*Record extracts*:
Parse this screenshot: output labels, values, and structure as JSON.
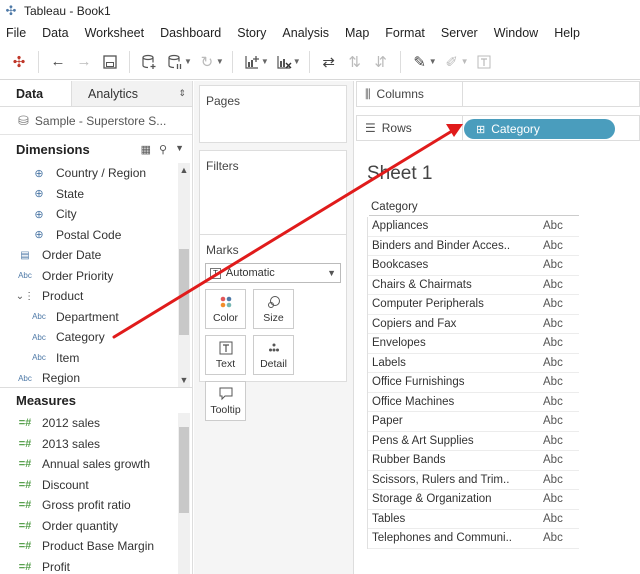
{
  "app": {
    "title": "Tableau - Book1"
  },
  "menu": [
    "File",
    "Data",
    "Worksheet",
    "Dashboard",
    "Story",
    "Analysis",
    "Map",
    "Format",
    "Server",
    "Window",
    "Help"
  ],
  "toolbar_icons": [
    "tableau-logo-icon",
    "back-icon",
    "forward-icon",
    "save-icon",
    "new-datasource-icon",
    "pause-updates-icon",
    "refresh-icon",
    "new-worksheet-icon",
    "clear-sheet-icon",
    "swap-icon",
    "sort-ascending-icon",
    "sort-descending-icon",
    "highlight-icon",
    "attach-icon",
    "text-label-icon"
  ],
  "data_pane": {
    "tab_data": "Data",
    "tab_analytics": "Analytics",
    "datasource": "Sample - Superstore S...",
    "dimensions_title": "Dimensions",
    "dimensions": [
      {
        "label": "Country / Region",
        "icon": "globe-icon",
        "indent": 2
      },
      {
        "label": "State",
        "icon": "globe-icon",
        "indent": 2
      },
      {
        "label": "City",
        "icon": "globe-icon",
        "indent": 2
      },
      {
        "label": "Postal Code",
        "icon": "globe-icon",
        "indent": 2
      },
      {
        "label": "Order Date",
        "icon": "calendar-icon",
        "indent": 1
      },
      {
        "label": "Order Priority",
        "icon": "abc-icon",
        "indent": 1
      },
      {
        "label": "Product",
        "icon": "hierarchy-icon",
        "indent": 1
      },
      {
        "label": "Department",
        "icon": "abc-icon",
        "indent": 2
      },
      {
        "label": "Category",
        "icon": "abc-icon",
        "indent": 2
      },
      {
        "label": "Item",
        "icon": "abc-icon",
        "indent": 2
      },
      {
        "label": "Region",
        "icon": "abc-icon",
        "indent": 1
      }
    ],
    "measures_title": "Measures",
    "measures": [
      "2012 sales",
      "2013 sales",
      "Annual sales growth",
      "Discount",
      "Gross profit ratio",
      "Order quantity",
      "Product Base Margin",
      "Profit"
    ]
  },
  "shelves": {
    "pages": "Pages",
    "filters": "Filters",
    "marks": "Marks",
    "marks_type": "Automatic",
    "mark_buttons": [
      {
        "label": "Color",
        "icon": "color-icon"
      },
      {
        "label": "Size",
        "icon": "size-icon"
      },
      {
        "label": "Text",
        "icon": "text-icon"
      },
      {
        "label": "Detail",
        "icon": "detail-icon"
      },
      {
        "label": "Tooltip",
        "icon": "tooltip-icon"
      }
    ],
    "columns": "Columns",
    "rows": "Rows",
    "rows_pill": "Category"
  },
  "sheet": {
    "title": "Sheet 1",
    "header": "Category",
    "rows": [
      "Appliances",
      "Binders and Binder Acces..",
      "Bookcases",
      "Chairs & Chairmats",
      "Computer Peripherals",
      "Copiers and Fax",
      "Envelopes",
      "Labels",
      "Office Furnishings",
      "Office Machines",
      "Paper",
      "Pens & Art Supplies",
      "Rubber Bands",
      "Scissors, Rulers and Trim..",
      "Storage & Organization",
      "Tables",
      "Telephones and Communi.."
    ],
    "cell_value": "Abc"
  },
  "colors": {
    "pill": "#4a9dbd",
    "arrow": "#e01b1b",
    "measure": "#59a14f",
    "dimension": "#4e79a7"
  }
}
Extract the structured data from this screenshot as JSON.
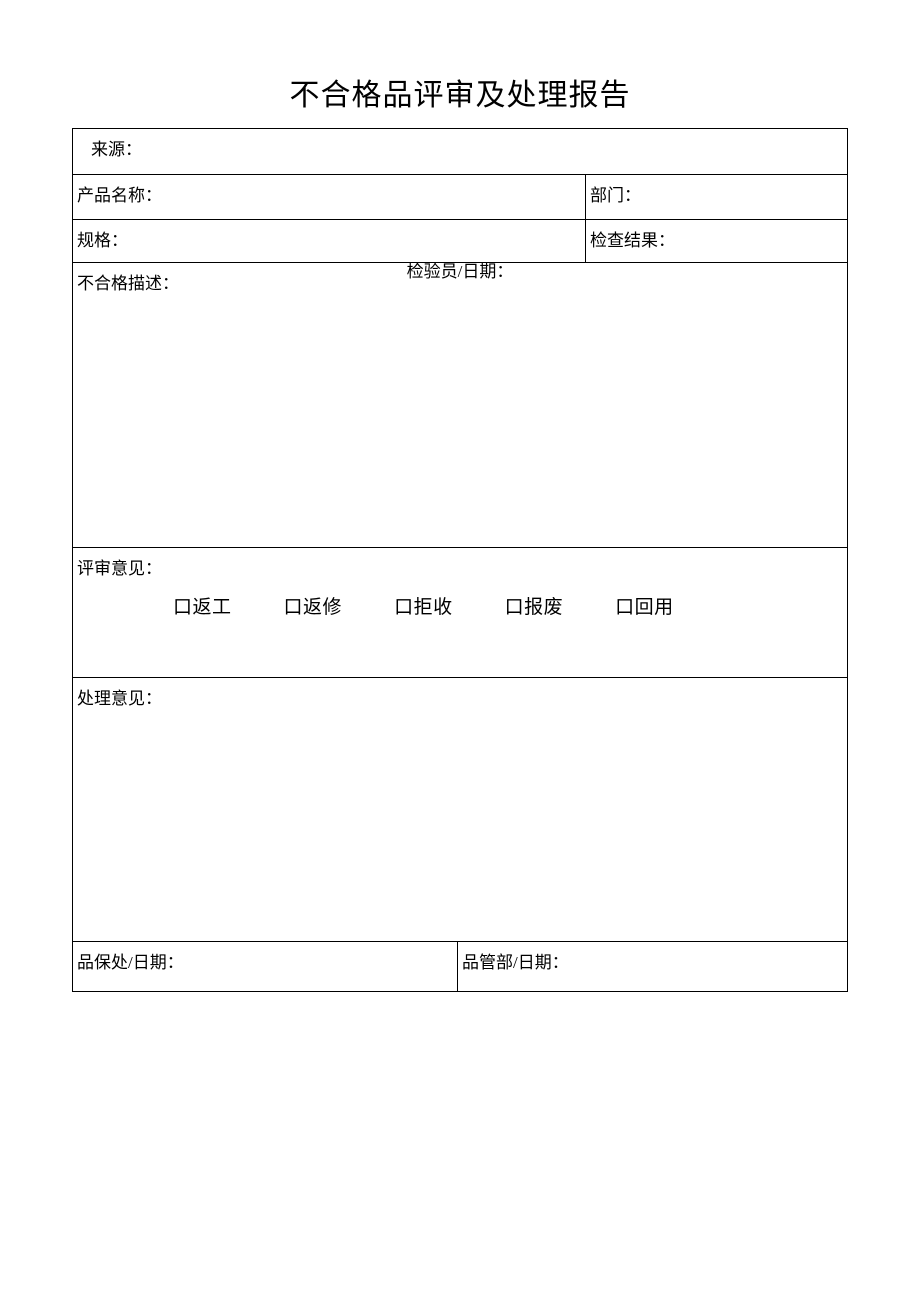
{
  "document": {
    "title": "不合格品评审及处理报告"
  },
  "form": {
    "source": {
      "label": "来源："
    },
    "product_name": {
      "label": "产品名称："
    },
    "department": {
      "label": "部门："
    },
    "specification": {
      "label": "规格："
    },
    "inspection_result": {
      "label": "检查结果："
    },
    "nonconformity_description": {
      "label": "不合格描述：",
      "inspector_date_label": "检验员/日期："
    },
    "review_opinion": {
      "label": "评审意见：",
      "options": [
        {
          "box": "口",
          "label": "返工"
        },
        {
          "box": "口",
          "label": "返修"
        },
        {
          "box": "口",
          "label": "拒收"
        },
        {
          "box": "口",
          "label": "报废"
        },
        {
          "box": "口",
          "label": "回用"
        }
      ]
    },
    "disposition_opinion": {
      "label": "处理意见："
    },
    "signatures": {
      "quality_assurance": {
        "label": "品保处/日期："
      },
      "quality_control": {
        "label": "品管部/日期："
      }
    }
  }
}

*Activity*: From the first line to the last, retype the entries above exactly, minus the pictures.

*Result of this exercise*:
Parse this screenshot: output labels, values, and structure as JSON.
{
  "app": {
    "title": "Tableau - Book1"
  },
  "menu": [
    "File",
    "Data",
    "Worksheet",
    "Dashboard",
    "Story",
    "Analysis",
    "Map",
    "Format",
    "Server",
    "Window",
    "Help"
  ],
  "toolbar_icons": [
    "tableau-logo-icon",
    "back-icon",
    "forward-icon",
    "save-icon",
    "new-datasource-icon",
    "pause-updates-icon",
    "refresh-icon",
    "new-worksheet-icon",
    "clear-sheet-icon",
    "swap-icon",
    "sort-ascending-icon",
    "sort-descending-icon",
    "highlight-icon",
    "attach-icon",
    "text-label-icon"
  ],
  "data_pane": {
    "tab_data": "Data",
    "tab_analytics": "Analytics",
    "datasource": "Sample - Superstore S...",
    "dimensions_title": "Dimensions",
    "dimensions": [
      {
        "label": "Country / Region",
        "icon": "globe-icon",
        "indent": 2
      },
      {
        "label": "State",
        "icon": "globe-icon",
        "indent": 2
      },
      {
        "label": "City",
        "icon": "globe-icon",
        "indent": 2
      },
      {
        "label": "Postal Code",
        "icon": "globe-icon",
        "indent": 2
      },
      {
        "label": "Order Date",
        "icon": "calendar-icon",
        "indent": 1
      },
      {
        "label": "Order Priority",
        "icon": "abc-icon",
        "indent": 1
      },
      {
        "label": "Product",
        "icon": "hierarchy-icon",
        "indent": 1
      },
      {
        "label": "Department",
        "icon": "abc-icon",
        "indent": 2
      },
      {
        "label": "Category",
        "icon": "abc-icon",
        "indent": 2
      },
      {
        "label": "Item",
        "icon": "abc-icon",
        "indent": 2
      },
      {
        "label": "Region",
        "icon": "abc-icon",
        "indent": 1
      }
    ],
    "measures_title": "Measures",
    "measures": [
      "2012 sales",
      "2013 sales",
      "Annual sales growth",
      "Discount",
      "Gross profit ratio",
      "Order quantity",
      "Product Base Margin",
      "Profit"
    ]
  },
  "shelves": {
    "pages": "Pages",
    "filters": "Filters",
    "marks": "Marks",
    "marks_type": "Automatic",
    "mark_buttons": [
      {
        "label": "Color",
        "icon": "color-icon"
      },
      {
        "label": "Size",
        "icon": "size-icon"
      },
      {
        "label": "Text",
        "icon": "text-icon"
      },
      {
        "label": "Detail",
        "icon": "detail-icon"
      },
      {
        "label": "Tooltip",
        "icon": "tooltip-icon"
      }
    ],
    "columns": "Columns",
    "rows": "Rows",
    "rows_pill": "Category"
  },
  "sheet": {
    "title": "Sheet 1",
    "header": "Category",
    "rows": [
      "Appliances",
      "Binders and Binder Acces..",
      "Bookcases",
      "Chairs & Chairmats",
      "Computer Peripherals",
      "Copiers and Fax",
      "Envelopes",
      "Labels",
      "Office Furnishings",
      "Office Machines",
      "Paper",
      "Pens & Art Supplies",
      "Rubber Bands",
      "Scissors, Rulers and Trim..",
      "Storage & Organization",
      "Tables",
      "Telephones and Communi.."
    ],
    "cell_value": "Abc"
  },
  "colors": {
    "pill": "#4a9dbd",
    "arrow": "#e01b1b",
    "measure": "#59a14f",
    "dimension": "#4e79a7"
  }
}
Extract the structured data from this screenshot as JSON.
{
  "document": {
    "title": "不合格品评审及处理报告"
  },
  "form": {
    "source": {
      "label": "来源："
    },
    "product_name": {
      "label": "产品名称："
    },
    "department": {
      "label": "部门："
    },
    "specification": {
      "label": "规格："
    },
    "inspection_result": {
      "label": "检查结果："
    },
    "nonconformity_description": {
      "label": "不合格描述：",
      "inspector_date_label": "检验员/日期："
    },
    "review_opinion": {
      "label": "评审意见：",
      "options": [
        {
          "box": "口",
          "label": "返工"
        },
        {
          "box": "口",
          "label": "返修"
        },
        {
          "box": "口",
          "label": "拒收"
        },
        {
          "box": "口",
          "label": "报废"
        },
        {
          "box": "口",
          "label": "回用"
        }
      ]
    },
    "disposition_opinion": {
      "label": "处理意见："
    },
    "signatures": {
      "quality_assurance": {
        "label": "品保处/日期："
      },
      "quality_control": {
        "label": "品管部/日期："
      }
    }
  }
}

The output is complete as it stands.